|The Jussen Brothers, Nicole Cabell, Andris Nelsons & Eric Nathan|
The opening concert of the Boston Symphony Orchestra was by and large a crowd-pleasing success. Music Director Andris Nelsons chose to feature two pieces by Poulenc, one by Beethoven and a fourth by a local composer which was also a world premiere. The last received a decidedly mixed reception from the audience which reflected its somewhat eclectic nature.
The first piece was Poulenc's Concerto in D Minor for Two Pianos featuring guest soloists Lucas and Arthur Jussen, the duo of pianists, who are brothers from the Netherlands. They have established quite a reputation throughout the music world with their interpretations of this composer's work. Immaculately attired in identical military style dress, the twosome demonstrated with their enthusiastic and detailed precision why they are so well regarded. It was an engrossing demonstration of the critical importance of intense rehearsals that conveyed a true command of the material as well as comfort with it. Poulenc intended the piece to convey cheerfulness with its primary goal of entertaining, which is exactly what familiarity with the music, and with one another, produced.
The second piece on the program was a bit of a curiosity, given that its composer was Beethoven.

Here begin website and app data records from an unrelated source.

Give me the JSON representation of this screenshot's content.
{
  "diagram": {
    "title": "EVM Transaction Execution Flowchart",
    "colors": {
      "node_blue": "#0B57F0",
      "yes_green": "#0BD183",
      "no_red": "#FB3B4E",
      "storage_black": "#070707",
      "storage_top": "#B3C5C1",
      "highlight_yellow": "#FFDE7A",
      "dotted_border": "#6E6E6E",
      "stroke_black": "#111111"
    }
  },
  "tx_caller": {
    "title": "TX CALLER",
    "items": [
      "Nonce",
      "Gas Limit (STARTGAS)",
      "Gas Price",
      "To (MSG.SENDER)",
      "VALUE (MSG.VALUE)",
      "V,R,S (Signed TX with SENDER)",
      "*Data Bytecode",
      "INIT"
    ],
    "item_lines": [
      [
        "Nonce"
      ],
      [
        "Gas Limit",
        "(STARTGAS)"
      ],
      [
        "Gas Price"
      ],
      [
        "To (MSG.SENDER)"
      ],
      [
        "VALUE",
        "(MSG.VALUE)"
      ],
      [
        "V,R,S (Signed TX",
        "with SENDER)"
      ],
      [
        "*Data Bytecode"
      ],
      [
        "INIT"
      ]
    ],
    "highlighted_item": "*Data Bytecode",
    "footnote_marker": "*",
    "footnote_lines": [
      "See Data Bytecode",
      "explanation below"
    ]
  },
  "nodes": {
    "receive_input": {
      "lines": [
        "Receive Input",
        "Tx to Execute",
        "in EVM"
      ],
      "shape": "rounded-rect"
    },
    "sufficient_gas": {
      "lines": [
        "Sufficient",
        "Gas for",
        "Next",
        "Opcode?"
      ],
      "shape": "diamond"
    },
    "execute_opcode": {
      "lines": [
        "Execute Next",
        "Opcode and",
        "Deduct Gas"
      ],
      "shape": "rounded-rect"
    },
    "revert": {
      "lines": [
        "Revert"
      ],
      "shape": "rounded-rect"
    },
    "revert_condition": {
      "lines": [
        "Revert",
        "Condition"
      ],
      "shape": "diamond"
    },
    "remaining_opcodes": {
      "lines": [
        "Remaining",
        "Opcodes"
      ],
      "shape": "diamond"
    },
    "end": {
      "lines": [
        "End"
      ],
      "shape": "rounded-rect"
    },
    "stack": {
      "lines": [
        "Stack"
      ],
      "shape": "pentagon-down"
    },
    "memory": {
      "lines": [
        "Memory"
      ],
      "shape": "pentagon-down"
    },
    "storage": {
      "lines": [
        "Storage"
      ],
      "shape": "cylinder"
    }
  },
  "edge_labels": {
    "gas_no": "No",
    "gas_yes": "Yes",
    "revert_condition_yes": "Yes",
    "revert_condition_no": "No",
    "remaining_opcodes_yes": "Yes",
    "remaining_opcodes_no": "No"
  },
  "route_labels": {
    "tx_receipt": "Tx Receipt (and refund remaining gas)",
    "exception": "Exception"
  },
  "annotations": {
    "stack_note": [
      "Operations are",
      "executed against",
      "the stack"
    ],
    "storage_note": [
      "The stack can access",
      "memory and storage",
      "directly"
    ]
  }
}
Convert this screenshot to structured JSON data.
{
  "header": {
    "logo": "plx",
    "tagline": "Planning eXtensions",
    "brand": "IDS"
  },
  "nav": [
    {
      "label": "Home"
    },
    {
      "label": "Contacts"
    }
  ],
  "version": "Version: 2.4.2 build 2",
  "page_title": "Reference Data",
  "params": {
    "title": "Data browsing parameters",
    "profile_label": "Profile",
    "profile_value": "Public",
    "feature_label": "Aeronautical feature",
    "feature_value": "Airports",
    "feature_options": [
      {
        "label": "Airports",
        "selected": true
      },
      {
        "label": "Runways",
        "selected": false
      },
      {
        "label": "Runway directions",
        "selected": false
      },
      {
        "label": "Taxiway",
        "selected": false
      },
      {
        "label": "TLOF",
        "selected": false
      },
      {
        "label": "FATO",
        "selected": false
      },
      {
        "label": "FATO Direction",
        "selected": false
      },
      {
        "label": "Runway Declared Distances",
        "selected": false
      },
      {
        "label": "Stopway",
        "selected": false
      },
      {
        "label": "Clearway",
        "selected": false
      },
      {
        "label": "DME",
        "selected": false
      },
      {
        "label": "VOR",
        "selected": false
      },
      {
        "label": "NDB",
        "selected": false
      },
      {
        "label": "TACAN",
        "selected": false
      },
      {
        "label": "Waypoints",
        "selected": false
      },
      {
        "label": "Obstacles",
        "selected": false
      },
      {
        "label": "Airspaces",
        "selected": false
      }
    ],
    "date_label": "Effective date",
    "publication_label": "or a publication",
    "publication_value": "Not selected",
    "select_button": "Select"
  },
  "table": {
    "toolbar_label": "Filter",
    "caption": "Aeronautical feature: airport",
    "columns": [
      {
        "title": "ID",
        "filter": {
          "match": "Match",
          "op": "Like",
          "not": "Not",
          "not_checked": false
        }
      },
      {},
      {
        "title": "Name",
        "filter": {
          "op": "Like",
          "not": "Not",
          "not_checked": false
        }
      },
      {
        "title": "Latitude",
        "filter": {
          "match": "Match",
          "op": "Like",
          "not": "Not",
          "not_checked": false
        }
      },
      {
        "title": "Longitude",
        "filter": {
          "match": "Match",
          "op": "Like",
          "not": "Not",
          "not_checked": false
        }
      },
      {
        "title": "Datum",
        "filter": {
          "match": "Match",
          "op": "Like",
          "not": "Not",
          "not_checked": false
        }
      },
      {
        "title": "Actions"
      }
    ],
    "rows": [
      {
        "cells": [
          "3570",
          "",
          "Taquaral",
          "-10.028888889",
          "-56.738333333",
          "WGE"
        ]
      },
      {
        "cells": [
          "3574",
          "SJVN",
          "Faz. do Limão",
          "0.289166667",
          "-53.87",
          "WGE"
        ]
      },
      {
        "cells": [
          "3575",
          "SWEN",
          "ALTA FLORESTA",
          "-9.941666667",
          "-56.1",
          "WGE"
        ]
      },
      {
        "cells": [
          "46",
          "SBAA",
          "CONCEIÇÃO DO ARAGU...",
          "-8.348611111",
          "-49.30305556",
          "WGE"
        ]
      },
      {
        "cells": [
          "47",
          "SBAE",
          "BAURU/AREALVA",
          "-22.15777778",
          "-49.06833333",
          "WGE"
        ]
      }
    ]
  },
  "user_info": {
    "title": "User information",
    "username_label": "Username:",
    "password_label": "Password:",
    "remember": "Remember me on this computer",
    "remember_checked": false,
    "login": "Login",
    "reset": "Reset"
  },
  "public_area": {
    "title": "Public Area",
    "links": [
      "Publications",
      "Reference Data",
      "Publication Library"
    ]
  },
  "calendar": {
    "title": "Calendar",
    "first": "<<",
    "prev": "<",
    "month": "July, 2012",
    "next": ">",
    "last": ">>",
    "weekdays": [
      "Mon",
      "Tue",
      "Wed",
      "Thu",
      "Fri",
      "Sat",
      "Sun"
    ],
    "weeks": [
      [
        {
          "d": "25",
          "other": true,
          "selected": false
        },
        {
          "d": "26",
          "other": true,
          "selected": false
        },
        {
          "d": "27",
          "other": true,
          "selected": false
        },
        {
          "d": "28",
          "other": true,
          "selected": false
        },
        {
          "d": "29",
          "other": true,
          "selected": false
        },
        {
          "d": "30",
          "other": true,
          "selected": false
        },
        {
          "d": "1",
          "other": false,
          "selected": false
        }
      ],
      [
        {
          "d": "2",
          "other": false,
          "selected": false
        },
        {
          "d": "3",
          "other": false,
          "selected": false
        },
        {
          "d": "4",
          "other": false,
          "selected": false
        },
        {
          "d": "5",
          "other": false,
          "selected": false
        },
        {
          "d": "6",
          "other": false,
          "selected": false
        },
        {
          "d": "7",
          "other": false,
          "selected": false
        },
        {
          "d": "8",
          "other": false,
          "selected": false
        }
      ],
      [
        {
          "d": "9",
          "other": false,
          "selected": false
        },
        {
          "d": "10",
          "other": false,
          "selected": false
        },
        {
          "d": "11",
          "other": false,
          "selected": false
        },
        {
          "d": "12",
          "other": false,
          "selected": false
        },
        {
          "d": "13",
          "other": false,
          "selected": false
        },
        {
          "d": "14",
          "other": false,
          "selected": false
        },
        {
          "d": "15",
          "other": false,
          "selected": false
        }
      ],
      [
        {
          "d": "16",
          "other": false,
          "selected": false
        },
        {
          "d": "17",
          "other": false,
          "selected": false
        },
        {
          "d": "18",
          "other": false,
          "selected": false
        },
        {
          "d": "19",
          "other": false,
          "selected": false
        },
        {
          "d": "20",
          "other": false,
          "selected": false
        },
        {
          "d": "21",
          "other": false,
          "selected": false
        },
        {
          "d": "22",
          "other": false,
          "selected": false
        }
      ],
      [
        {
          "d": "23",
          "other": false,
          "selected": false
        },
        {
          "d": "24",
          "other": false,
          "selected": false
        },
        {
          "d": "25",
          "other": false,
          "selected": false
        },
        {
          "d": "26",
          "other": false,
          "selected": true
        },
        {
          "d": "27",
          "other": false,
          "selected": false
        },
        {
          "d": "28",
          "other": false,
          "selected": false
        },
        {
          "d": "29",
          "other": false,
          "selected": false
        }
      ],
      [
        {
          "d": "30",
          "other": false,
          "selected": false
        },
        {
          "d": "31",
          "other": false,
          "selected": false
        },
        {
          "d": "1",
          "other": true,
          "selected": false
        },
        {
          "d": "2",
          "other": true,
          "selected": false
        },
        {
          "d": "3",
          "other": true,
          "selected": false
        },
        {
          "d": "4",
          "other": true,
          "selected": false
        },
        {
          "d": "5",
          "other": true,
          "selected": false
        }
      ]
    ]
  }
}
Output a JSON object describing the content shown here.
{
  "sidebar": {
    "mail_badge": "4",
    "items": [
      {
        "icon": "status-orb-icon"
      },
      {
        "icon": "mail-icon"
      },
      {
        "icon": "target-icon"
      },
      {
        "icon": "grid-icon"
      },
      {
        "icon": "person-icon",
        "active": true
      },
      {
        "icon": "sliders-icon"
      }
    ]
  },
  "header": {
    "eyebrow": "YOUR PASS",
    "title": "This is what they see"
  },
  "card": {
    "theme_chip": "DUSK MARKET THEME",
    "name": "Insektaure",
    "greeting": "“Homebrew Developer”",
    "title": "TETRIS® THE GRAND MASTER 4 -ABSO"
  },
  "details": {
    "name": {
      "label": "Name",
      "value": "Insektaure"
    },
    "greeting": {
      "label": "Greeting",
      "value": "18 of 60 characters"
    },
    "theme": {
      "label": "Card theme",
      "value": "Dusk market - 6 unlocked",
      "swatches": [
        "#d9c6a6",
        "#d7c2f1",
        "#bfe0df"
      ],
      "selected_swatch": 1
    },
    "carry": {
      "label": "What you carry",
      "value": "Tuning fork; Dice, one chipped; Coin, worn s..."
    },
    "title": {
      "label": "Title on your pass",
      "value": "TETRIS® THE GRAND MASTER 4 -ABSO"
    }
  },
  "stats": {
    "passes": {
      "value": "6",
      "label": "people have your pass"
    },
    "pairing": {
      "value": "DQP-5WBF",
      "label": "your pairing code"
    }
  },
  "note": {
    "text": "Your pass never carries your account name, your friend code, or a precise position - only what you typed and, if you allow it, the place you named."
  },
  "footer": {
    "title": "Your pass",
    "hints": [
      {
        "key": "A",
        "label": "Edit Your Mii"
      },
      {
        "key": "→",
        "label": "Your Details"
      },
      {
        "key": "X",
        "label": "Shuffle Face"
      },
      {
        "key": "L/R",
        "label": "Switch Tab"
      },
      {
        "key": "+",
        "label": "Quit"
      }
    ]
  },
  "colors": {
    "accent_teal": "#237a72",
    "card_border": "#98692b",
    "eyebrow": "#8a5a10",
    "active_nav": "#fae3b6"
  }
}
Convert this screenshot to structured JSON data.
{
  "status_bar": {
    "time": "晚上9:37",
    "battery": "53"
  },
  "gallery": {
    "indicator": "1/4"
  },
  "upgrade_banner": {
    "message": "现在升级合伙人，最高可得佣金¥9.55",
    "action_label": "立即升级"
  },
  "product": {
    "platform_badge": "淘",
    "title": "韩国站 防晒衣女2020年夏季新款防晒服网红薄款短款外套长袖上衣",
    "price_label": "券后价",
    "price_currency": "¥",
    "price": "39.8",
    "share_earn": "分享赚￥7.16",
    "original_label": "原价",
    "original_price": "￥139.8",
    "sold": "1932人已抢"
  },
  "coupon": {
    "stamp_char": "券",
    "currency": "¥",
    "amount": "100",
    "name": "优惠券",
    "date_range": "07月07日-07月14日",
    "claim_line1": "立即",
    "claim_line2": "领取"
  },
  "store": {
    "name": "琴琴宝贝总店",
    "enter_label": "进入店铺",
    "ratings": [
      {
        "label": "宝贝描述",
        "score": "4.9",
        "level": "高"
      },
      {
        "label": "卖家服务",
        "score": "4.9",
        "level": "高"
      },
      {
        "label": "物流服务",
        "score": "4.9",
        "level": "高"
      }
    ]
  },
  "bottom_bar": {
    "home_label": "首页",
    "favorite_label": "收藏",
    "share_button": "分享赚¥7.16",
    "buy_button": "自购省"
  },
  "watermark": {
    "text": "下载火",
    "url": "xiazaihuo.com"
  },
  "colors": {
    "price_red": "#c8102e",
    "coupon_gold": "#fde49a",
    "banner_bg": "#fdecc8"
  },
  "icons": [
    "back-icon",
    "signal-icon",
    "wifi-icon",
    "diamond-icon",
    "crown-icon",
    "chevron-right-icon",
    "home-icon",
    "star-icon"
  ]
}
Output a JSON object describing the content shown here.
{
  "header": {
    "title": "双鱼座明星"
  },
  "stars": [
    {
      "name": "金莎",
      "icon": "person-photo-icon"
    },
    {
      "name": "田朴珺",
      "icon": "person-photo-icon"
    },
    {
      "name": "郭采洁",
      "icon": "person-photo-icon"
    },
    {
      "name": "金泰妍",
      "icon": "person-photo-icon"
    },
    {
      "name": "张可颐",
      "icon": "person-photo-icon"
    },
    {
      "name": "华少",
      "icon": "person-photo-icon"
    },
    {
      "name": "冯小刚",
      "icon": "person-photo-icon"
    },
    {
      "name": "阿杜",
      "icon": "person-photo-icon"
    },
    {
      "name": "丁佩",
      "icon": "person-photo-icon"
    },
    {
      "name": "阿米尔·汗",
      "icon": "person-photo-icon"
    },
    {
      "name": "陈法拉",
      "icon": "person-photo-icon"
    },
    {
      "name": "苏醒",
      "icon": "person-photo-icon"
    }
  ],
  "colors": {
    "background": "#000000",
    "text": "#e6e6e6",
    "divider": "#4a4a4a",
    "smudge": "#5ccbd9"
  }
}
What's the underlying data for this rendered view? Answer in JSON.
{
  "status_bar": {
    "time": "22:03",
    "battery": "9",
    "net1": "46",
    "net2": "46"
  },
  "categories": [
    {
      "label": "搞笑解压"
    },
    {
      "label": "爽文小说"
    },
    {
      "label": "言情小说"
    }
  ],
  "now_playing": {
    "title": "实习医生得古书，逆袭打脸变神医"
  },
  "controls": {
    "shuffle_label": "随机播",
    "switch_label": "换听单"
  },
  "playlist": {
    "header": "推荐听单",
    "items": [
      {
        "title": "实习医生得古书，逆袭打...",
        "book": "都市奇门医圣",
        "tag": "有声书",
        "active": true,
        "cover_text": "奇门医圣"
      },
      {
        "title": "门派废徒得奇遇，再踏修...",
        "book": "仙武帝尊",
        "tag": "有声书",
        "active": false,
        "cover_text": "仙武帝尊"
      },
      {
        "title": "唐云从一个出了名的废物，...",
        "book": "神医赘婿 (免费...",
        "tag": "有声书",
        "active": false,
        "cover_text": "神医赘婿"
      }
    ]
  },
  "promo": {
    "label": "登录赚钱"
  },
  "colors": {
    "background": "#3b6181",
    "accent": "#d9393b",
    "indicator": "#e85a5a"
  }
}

He wrote the work, Fantasia in C Minor for Piano, Chorus, and Orchestra, Opus 80, in some haste to be performed himself in 1808 at the Theater an der Wien (a popular venue for operettas) in Vienna. By all accounts, it was a rather disastrous event after which the composer never again played the piano in public. This Choral Fantasy was not to be performed by the BSO until a century and a half later, perhaps because of the success of the Ninth Symphony that stylistically features music that both pieces share. Nelsons and his orchestra nonetheless provided insight into what would later be developed into the more familiar themes of the great Hymn to Joy.
The penultimate piece, Eric Nathan's Concerto for Orchestra was performed with the composer and his parents present in Symphony Hall. A short piece of some eighteen minutes, it succeeded in portraying the virtuosity inherent in an instrumental section-based work. On first hearing it was, for both orchestra and audience, a challenging composition, including as it did a lengthy beginning and ending mimicking the cacophony of the sound of automobile horns. One might be tempted to pity the modern composer whose music was sandwiched between that of Poulenc and Beethoven; clearly the concerto will profit from future familiarity, and placement with more appropriate programs.
The last piece was a moving rendition of Poulenc's Gloria, featuring soprano Nicole Cabell and the Tanglewood Festival Chorus. It proved a satisfying end to this program, since it was commissioned by, and first performed by, the BSO, in 1961, then, as now, presented with the Poulenc double piano concerto to great applause.